* [EXERCISE OBJECTIVE]: Could you report every line of the listing below that holds the word "Fares"?

===

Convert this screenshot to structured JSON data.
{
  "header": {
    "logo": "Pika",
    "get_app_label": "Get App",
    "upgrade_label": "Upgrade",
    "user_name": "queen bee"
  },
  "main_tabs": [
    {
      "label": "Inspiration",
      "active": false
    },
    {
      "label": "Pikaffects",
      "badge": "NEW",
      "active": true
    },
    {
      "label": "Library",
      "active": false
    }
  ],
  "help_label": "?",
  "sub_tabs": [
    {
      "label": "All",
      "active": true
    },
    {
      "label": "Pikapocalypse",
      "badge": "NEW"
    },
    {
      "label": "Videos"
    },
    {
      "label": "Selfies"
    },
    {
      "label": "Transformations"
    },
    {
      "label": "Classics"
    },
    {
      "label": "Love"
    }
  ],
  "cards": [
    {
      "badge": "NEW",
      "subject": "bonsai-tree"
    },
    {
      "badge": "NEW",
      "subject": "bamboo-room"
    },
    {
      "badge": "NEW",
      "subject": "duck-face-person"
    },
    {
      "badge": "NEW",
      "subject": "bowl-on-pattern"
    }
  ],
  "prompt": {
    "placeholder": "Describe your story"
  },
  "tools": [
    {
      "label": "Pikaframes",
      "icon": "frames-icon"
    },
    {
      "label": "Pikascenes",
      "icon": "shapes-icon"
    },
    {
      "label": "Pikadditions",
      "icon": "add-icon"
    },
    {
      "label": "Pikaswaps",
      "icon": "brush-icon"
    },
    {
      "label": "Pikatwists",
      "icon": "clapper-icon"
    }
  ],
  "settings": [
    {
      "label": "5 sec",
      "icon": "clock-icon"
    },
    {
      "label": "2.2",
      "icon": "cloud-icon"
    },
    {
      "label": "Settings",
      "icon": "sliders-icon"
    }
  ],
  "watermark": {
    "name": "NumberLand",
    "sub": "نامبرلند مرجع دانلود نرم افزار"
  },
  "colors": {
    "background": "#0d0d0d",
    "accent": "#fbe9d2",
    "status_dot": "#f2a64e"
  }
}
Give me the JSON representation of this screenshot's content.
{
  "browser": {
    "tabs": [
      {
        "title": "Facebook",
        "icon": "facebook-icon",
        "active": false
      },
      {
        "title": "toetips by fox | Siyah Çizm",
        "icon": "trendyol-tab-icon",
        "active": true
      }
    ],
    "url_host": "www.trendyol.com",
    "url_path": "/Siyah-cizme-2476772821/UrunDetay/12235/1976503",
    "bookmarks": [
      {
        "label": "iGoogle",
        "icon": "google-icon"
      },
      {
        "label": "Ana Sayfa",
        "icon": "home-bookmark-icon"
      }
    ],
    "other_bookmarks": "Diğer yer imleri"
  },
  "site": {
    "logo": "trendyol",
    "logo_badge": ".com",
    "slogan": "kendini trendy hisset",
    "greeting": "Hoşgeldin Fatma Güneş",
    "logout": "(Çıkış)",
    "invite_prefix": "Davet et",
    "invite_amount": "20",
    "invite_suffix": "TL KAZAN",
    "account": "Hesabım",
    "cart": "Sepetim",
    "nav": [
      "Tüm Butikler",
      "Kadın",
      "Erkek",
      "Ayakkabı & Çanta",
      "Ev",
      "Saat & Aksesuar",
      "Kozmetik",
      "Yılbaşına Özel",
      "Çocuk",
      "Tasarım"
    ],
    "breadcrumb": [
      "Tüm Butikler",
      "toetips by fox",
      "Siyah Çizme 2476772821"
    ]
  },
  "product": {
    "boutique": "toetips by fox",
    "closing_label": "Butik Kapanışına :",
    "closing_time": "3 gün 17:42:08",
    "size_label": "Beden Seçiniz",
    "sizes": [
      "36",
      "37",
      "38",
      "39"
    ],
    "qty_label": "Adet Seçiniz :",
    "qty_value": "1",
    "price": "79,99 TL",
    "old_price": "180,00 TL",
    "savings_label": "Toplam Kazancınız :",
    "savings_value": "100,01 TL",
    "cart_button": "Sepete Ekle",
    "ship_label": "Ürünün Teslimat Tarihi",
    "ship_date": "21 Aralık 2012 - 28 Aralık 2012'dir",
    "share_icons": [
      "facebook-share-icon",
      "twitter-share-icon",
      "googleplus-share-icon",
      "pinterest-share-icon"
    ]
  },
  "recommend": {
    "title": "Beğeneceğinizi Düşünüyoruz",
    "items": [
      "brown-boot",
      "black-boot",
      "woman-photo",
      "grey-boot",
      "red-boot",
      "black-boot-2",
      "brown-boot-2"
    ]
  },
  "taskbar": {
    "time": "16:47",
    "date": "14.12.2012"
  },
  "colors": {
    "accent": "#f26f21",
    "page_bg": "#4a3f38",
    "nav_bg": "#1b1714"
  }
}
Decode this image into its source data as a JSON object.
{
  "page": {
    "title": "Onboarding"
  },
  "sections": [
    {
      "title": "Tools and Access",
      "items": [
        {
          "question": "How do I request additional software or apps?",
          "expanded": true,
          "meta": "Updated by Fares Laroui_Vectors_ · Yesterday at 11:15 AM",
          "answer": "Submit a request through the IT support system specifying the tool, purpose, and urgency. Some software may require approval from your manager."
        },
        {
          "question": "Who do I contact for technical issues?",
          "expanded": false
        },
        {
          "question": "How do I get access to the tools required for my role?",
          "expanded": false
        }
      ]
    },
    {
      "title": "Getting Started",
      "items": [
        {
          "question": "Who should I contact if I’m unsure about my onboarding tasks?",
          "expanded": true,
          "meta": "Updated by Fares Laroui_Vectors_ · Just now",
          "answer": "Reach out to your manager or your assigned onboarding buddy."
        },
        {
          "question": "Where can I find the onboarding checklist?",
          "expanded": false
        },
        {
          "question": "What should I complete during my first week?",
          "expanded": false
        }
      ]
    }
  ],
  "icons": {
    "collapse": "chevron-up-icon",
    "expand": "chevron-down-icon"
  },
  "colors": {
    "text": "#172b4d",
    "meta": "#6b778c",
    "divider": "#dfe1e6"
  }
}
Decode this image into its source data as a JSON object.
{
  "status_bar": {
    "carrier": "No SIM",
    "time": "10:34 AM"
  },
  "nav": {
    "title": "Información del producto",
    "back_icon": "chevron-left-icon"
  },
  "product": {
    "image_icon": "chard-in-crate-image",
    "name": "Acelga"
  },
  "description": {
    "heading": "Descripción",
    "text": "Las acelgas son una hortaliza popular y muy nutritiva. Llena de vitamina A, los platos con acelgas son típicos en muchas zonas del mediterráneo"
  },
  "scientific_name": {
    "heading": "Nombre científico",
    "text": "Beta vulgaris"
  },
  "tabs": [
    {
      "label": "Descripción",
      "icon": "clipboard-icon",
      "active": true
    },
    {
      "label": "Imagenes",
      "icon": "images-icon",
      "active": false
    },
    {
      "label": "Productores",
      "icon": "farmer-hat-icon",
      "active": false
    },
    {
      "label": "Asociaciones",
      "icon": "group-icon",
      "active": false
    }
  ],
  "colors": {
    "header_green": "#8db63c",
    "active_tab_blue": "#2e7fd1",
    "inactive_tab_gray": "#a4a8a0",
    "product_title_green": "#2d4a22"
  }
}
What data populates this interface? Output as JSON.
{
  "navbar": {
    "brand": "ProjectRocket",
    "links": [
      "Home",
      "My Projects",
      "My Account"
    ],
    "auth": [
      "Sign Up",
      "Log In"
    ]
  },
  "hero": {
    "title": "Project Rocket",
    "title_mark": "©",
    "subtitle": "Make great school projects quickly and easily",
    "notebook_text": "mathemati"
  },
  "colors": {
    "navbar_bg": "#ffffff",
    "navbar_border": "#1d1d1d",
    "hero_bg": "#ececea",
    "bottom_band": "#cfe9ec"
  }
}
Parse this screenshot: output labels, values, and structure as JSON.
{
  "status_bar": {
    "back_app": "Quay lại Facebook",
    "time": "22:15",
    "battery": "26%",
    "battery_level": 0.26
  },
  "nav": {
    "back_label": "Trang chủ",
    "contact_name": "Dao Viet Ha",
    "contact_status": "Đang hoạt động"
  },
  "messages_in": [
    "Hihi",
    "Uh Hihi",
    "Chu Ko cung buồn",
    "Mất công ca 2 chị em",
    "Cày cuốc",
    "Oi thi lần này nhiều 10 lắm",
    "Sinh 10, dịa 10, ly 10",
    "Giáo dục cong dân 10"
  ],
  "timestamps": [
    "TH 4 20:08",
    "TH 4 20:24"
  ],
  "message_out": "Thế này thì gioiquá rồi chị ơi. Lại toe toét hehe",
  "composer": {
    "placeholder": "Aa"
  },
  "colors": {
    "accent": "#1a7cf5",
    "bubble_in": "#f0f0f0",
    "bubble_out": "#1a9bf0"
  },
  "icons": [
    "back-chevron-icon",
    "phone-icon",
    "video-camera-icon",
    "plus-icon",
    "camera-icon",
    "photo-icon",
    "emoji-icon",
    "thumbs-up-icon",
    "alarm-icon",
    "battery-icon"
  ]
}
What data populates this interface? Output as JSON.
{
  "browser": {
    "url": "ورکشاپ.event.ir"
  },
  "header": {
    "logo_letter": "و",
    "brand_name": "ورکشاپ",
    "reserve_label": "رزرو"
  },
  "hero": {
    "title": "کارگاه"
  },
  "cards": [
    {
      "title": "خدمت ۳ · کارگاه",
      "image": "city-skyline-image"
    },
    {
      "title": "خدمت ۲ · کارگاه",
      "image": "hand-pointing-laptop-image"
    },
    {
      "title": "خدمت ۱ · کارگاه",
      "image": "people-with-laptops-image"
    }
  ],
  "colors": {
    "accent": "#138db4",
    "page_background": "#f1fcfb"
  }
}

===

* [ANSWER TO THE EXERCISE]:
          "meta": "Updated by Fares Laroui_Vectors_ · Yesterday at 11:15 AM",
          "meta": "Updated by Fares Laroui_Vectors_ · Just now",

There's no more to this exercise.